"And that's not all!" Mike continued as he started the engine.  "How about the guy who was harassing the waitress at Denny's or the male student you told me about at Johns Hopkins that was stalking the nurse?  You might have stopped one or both of them from turning into a serial rapists or murderers too.  Then there was the guy stealing the car.  Who’s to say that you didn’t keep him from one day killing a person just to get his vehicle?  How do you know that by stopping any of those guys that you didn’t prevent them from becoming really vicious criminals?  Any one of them might have turned out to be just as bad as any of the serial killers we saw on display in the museum today.  You might very well have changed history when you helped to capture or discourage them.” 

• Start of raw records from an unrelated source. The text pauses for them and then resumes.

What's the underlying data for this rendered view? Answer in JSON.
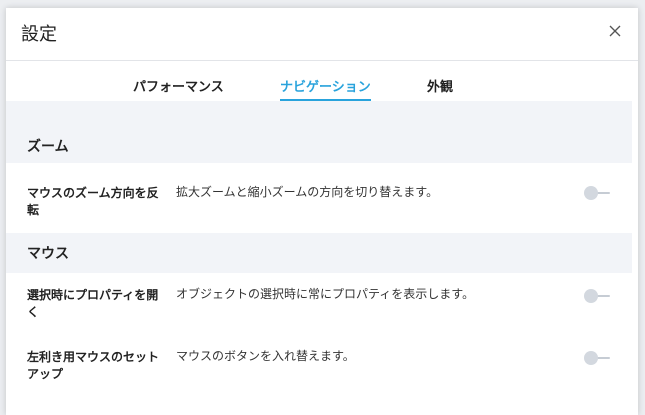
{
  "dialog": {
    "title": "設定",
    "close_icon": "close-icon"
  },
  "tabs": [
    {
      "label": "パフォーマンス",
      "active": false
    },
    {
      "label": "ナビゲーション",
      "active": true
    },
    {
      "label": "外観",
      "active": false
    }
  ],
  "sections": [
    {
      "title": "ズーム",
      "settings": [
        {
          "label": "マウスのズーム方向を反転",
          "description": "拡大ズームと縮小ズームの方向を切り替えます。",
          "enabled": false
        }
      ]
    },
    {
      "title": "マウス",
      "settings": [
        {
          "label": "選択時にプロパティを開く",
          "description": "オブジェクトの選択時に常にプロパティを表示します。",
          "enabled": false
        },
        {
          "label": "左利き用マウスのセットアップ",
          "description": "マウスのボタンを入れ替えます。",
          "enabled": false
        }
      ]
    }
  ],
  "colors": {
    "accent": "#29a3dc",
    "section_bg": "#f2f4f8",
    "toggle_off": "#d3d8df"
  }
}
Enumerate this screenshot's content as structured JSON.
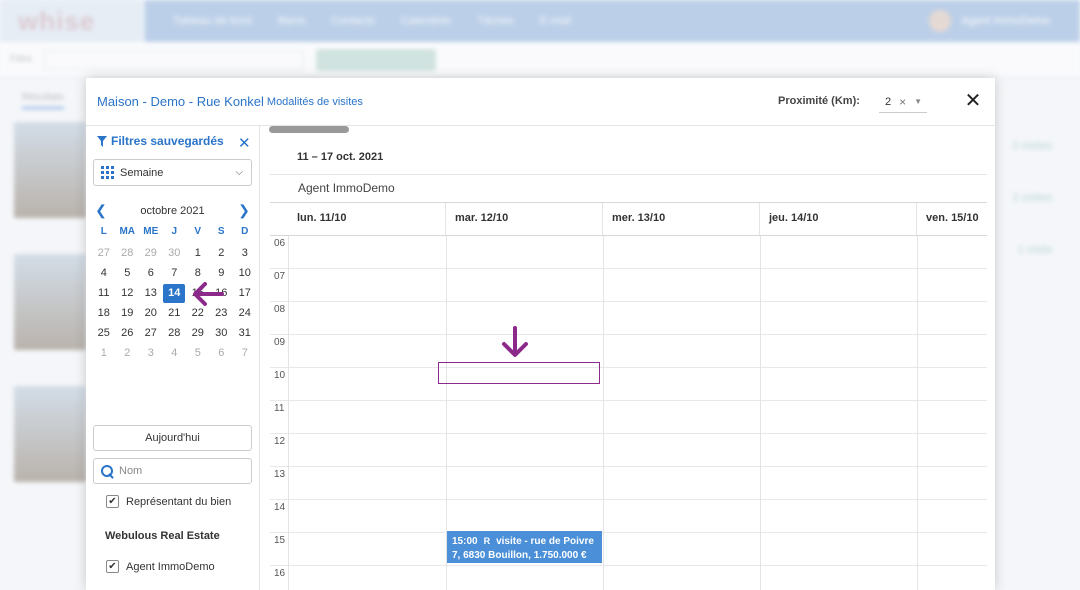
{
  "background": {
    "logo": "whise",
    "nav": [
      "Tableau de bord",
      "Biens",
      "Contacts",
      "Calendrier",
      "Tâches",
      "E-mail"
    ],
    "user": "Agent ImmoDemo",
    "toolbar_left": "Filtre",
    "tab": "Résultats",
    "right_counts": [
      "3 visites",
      "3 visites",
      "1 visite"
    ]
  },
  "modal": {
    "title": "Maison - Demo - Rue Konkel",
    "subtitle": "Modalités de visites",
    "proximity_label": "Proximité (Km):",
    "proximity_value": "2",
    "close_symbol": "✕"
  },
  "sidebar": {
    "filters_title": "Filtres sauvegardés",
    "filters_close": "✕",
    "view_select": "Semaine",
    "month_label": "octobre 2021",
    "weekdays": [
      "L",
      "MA",
      "ME",
      "J",
      "V",
      "S",
      "D"
    ],
    "weeks": [
      [
        "27",
        "28",
        "29",
        "30",
        "1",
        "2",
        "3"
      ],
      [
        "4",
        "5",
        "6",
        "7",
        "8",
        "9",
        "10"
      ],
      [
        "11",
        "12",
        "13",
        "14",
        "15",
        "16",
        "17"
      ],
      [
        "18",
        "19",
        "20",
        "21",
        "22",
        "23",
        "24"
      ],
      [
        "25",
        "26",
        "27",
        "28",
        "29",
        "30",
        "31"
      ],
      [
        "1",
        "2",
        "3",
        "4",
        "5",
        "6",
        "7"
      ]
    ],
    "selected_day": "14",
    "today_button": "Aujourd'hui",
    "name_placeholder": "Nom",
    "check_representant": "Représentant du bien",
    "group_label": "Webulous Real Estate",
    "check_agent": "Agent ImmoDemo"
  },
  "calendar": {
    "week_range": "11 – 17 oct. 2021",
    "agent": "Agent ImmoDemo",
    "days": [
      "lun. 11/10",
      "mar. 12/10",
      "mer. 13/10",
      "jeu. 14/10",
      "ven. 15/10"
    ],
    "hours": [
      "06",
      "07",
      "08",
      "09",
      "10",
      "11",
      "12",
      "13",
      "14",
      "15",
      "16"
    ],
    "event": {
      "time": "15:00",
      "badge": "R",
      "title": "visite - rue de Poivre",
      "line2": "7, 6830 Bouillon, 1.750.000 €"
    }
  },
  "annotation_color": "#8b2a8a",
  "accent_color": "#2a74c9"
}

As they were pulling out of the parking lot, Mike wondered if he'd got through to Adam.  Outwardly, Adam didn’t appear convinced by any of what Mike had to say, but he didn't know that inwardly Adam was wondering if Mike might possibly be right.  Had he actually prevented more than just a few minor crimes by stopping those people?  Maybe Mike had a point.  Even if he did though, Adam still wasn’t ready to agree that he was some sort of superhero. 

A short time later, Mike pulled up in front of his residence hall and put the car in park.  After he leaned over and kissed Adam goodbye, he spoke to Adam one final time.  "Just think about those things.  They might help to change your mind.  Just drive safely on your way back," he urged as they both got out of the car so they could kiss and hug goodbye, and then Mike went inside as Adam got into the driver's seat of his car. 

Adam sat there for a few more seconds after Mike had gone before putting the car in drive and starting the trip back to Baltimore.  All throughout the ride back, Adam couldn’t stop thinking about all the things Mike had told him.  By the time he reached the JHU campus, he was beginning to think there might actually be something to Mike's idea, although Adam still wasn’t about to let the idea go to his head.  Even if he was some sort of superhero, he certainly wasn't like the ones in the comic books or movies.  No matter what he thought of himself or his ability, he was going to remain the same guy he had always been.  He wasn’t about to change in any way and he certainly wasn't going to get a swelled head over it. 

Adam spent the rest of the day and the next studying, but every now and then he would stop and think back on what Mike had said while they had been together.  In his own way, Mike had given Adam something to think about and was gradually chipping away at his resistance to see that he might be more than he was willing to admit.  In his own devious way, Mike had made an argument that Adam was having trouble dismissing.  Maybe if someone had been able to stop those other criminals before they became too bad or had committed their first or worst crimes, then that would have changed history and saved lives.  Maybe in his own way, Adam was doing that as well, but did it really make him a superhero? 

Adam went to sleep with all of those questions and thoughts still filling his mind.  He slept restlessly that night and his dreams were filled with visions of how things might have turned out differently in those various other situations he'd been involved with so far, both with and without his intervention.  Had he really changed history already?  If so, was it for the better or worse?  He eventually concluded that only time could tell. 

Adam tried not to think about any of those things for the rest of the semester, but it wasn’t always easy to ignore those thoughts that kept popping into his mind.  Although he was busy with his studies, there were moments when these questions and thoughts came flooding into his head.  What was Mike doing to him?  Was thinking about this going to help or hurt him in the long run?